September 24, 2021

BMO Conference was Packed as expected!

Yesterday was the BMO annual Back to School conference in NYC.  As expected in this active political climate relating to the sector,  it was packed.  First I want to congratulate BMO for the excellent job they did, they not only put out a great agenda with the top tier participants, they also provided a quality environment for networking, private discussions and of course plenty of food & beverage. 

Almost every session was standing room only with people listening closely to what the power players were saying relating to current operations, government proposed changes and the potential effects on their businesses.  Also it was great to hear such organized demonstrations of the faults inherent within the proposed rule making.  I only wish many of the news outlets would broadcast those messages before the proposed changes become rules.  While CNBC was there networking and doing some interviews we have yet to see many of the concrete negative attributes of the proposed changes made public with the national media.  Hopefully that will change soon. 

Clearly there are many conflicts with the governments intended goals regarding educating America and the actual negative outcomes the proposed rules will result.  Who is going to push the value of college to those consistently neglected.  Who is going to take the risk of trying to educate those who need it most, but represent the biggest default risk?  Clearly there are many conflicts with the discussions relating to the cost/waste of tax payers money on the forprofits and the reality of actual cost to the tax payer without them.  Clearly they are not comparing apples to apples with the facts and figures, rather shouting sound bites and political buzz words to seek attention in the active political climate.

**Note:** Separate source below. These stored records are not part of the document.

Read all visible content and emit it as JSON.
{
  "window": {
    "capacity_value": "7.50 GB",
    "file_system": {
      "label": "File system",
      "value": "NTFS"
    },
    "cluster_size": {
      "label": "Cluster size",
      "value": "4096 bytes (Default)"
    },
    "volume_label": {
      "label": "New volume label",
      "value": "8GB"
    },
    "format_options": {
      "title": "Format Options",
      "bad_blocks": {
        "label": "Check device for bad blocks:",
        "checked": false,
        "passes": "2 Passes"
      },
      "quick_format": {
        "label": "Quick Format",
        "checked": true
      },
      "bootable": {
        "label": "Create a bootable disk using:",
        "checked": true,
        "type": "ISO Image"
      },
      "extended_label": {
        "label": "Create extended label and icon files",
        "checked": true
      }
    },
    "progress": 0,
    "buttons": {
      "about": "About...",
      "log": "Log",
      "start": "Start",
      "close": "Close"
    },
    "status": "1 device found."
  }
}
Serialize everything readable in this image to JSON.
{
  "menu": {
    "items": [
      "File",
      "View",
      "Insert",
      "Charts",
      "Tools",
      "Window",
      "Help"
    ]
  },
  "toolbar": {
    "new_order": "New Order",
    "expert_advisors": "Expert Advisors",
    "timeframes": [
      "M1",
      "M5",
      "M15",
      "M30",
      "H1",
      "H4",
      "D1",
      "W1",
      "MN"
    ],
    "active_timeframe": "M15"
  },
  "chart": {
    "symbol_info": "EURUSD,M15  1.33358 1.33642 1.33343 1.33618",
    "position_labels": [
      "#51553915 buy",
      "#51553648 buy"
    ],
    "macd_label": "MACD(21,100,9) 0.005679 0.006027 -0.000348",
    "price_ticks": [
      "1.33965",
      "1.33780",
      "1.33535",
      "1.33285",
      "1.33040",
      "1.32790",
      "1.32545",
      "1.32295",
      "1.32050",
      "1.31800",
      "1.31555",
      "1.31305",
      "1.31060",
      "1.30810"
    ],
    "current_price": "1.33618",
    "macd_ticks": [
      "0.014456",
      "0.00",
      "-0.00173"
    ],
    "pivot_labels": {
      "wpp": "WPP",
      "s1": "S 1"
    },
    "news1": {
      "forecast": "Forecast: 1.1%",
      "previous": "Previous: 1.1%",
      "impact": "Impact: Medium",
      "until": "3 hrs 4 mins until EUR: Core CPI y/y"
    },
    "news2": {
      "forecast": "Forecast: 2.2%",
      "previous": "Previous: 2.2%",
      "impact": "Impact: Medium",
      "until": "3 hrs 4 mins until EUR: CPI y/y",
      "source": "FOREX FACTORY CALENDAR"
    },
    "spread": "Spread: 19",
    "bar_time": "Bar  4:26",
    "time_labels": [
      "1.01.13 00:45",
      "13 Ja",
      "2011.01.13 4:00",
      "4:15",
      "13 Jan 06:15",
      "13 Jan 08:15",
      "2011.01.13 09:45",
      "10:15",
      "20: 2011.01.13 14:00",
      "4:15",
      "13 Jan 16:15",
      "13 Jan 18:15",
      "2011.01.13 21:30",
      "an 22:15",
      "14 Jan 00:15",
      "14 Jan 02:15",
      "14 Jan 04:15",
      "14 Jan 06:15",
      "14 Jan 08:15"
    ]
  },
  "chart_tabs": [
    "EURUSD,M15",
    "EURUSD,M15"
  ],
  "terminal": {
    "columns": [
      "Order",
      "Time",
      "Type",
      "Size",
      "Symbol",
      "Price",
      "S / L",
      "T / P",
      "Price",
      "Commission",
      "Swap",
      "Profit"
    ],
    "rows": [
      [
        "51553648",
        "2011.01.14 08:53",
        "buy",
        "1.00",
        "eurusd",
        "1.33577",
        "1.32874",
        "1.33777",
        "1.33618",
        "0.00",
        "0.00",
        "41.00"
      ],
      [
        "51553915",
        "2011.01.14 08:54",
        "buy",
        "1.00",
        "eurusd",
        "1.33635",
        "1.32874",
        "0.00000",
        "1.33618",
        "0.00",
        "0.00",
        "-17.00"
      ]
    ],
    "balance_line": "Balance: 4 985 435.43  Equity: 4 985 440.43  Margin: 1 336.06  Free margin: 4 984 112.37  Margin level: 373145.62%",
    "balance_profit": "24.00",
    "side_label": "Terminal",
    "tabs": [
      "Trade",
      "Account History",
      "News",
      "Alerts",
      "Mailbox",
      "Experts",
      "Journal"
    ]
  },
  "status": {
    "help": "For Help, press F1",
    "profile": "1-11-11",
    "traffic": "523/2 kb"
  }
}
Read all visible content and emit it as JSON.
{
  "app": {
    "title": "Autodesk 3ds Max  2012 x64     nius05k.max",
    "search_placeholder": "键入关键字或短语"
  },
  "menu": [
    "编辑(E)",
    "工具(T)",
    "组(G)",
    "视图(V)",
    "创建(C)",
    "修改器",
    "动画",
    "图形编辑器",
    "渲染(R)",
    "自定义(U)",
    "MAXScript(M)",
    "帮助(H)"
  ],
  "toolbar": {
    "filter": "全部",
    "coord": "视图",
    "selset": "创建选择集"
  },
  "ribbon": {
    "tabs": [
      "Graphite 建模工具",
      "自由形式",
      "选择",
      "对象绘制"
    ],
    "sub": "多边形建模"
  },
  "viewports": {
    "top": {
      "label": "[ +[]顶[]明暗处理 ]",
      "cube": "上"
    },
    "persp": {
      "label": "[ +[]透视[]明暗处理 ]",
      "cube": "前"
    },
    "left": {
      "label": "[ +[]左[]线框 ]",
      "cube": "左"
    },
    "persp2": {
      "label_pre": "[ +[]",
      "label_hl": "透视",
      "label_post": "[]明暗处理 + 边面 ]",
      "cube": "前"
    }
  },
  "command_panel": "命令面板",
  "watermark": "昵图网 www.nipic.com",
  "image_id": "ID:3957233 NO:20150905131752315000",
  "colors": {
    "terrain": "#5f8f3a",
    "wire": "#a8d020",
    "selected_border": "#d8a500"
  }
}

Also, Steve Eisman the industry short attended some of the conference, what are the odds his mind was open to any of the data presented…

PBS frontline piece on for profit colleges not as bad as most expected!

Last nights front line piece was not as one sided as expectst expected.  To view the segment visit:

Clearly there were some negative comments made from former employees of a few schools, but overall the segment appeared not completely biased.  What is clear is the necessity and role the for-profit play in helping America again reach the goal of being the nation with the highest college graduation rate.  For-profits spend much more on marketing and utilize more aggressive admissions tactics, but clearly it is what’s needed to gain the attention and help drive the decision to go to college for a growing sector of the population which are not well suited to traditional institutions. 

Other than a few bad employees, some questionable tuition cost benefit equations at a few institutions and some programs of questionable value,  the industry as a whole is providing a beneficial service to the under-served segment of our population. 

I would hope that what comes out of the Govt. sessions addresses only the problems specifically and helps pave way to increased growth opportunity for the majority of the quality institutions.  Using a machete instead of a pair of pruning sheers would be a huge mistake, which would backfire on the educational goals we all share…

Schools & lead generators getting increasingly nervous about government action

Over the last few months both schools and lead generation firms have become increasingly nervous over pending regulation changes.  More schools seem to believe that changes will come effecting cost per lead marketing, most vendors while increasingly stressed just don’t think it will happen.  Arguments can be made against the proposed changes include:

  • That lead generators don’t contact/interact with the student prospects
  • The the entire process is driven by the prospective student choosing and requesting
  • That non-profits buy data on people who aren’t aware and the directly market them
  • That the vendors are not in any way involved in the enrollment process
  • That the education directories provide a valuable free service for prospective students
  • That the lead generators have created much more outreach promoting education

Schools seem to think that if lead gen CPL has to either go away or change that CPC cost per click will remain…that doesn’t make any sense to me as ultimately the value of a click can be identified by conversions just as the value of a lead.  However, many mention that Google CPC is different as they set the price.  Other schools feel that placement fees/clotting fee will become the new normal. 

What do you think?

Gainful employment, what it can mean to forprofit schools

During long winded negotiated rulemaking for Higher Education, the US DOE proposed defining gainful employment by establishing a 8% debt to income threshold (debt to income is also commonly used for mortgage limits) based on median student debt for recent college graduates with income based either on Bureau of Labor Statistics 25th percentile wage data or actual college graduate earnings. Loan payments would be based on the standard repayment plan (10 years) for the unsubsidized Stafford loan program. For programs that failed to satisfy this standard, the US Department of Education proposed an alternative that requires a loan repayment rate for recent college graduates of 90%. The loan repayment rate measures the percentage of borrowers actively repaying their loans/ and not defaulting. It is a dual to the default rate, but also includes borrowers who are delinquent, in an economic hardship deferment or in forbearance along with borrowers who are in default.

Mark Kantrowitz has written a piece that’s worthwhile reading.  Click the link below to view Marks piece: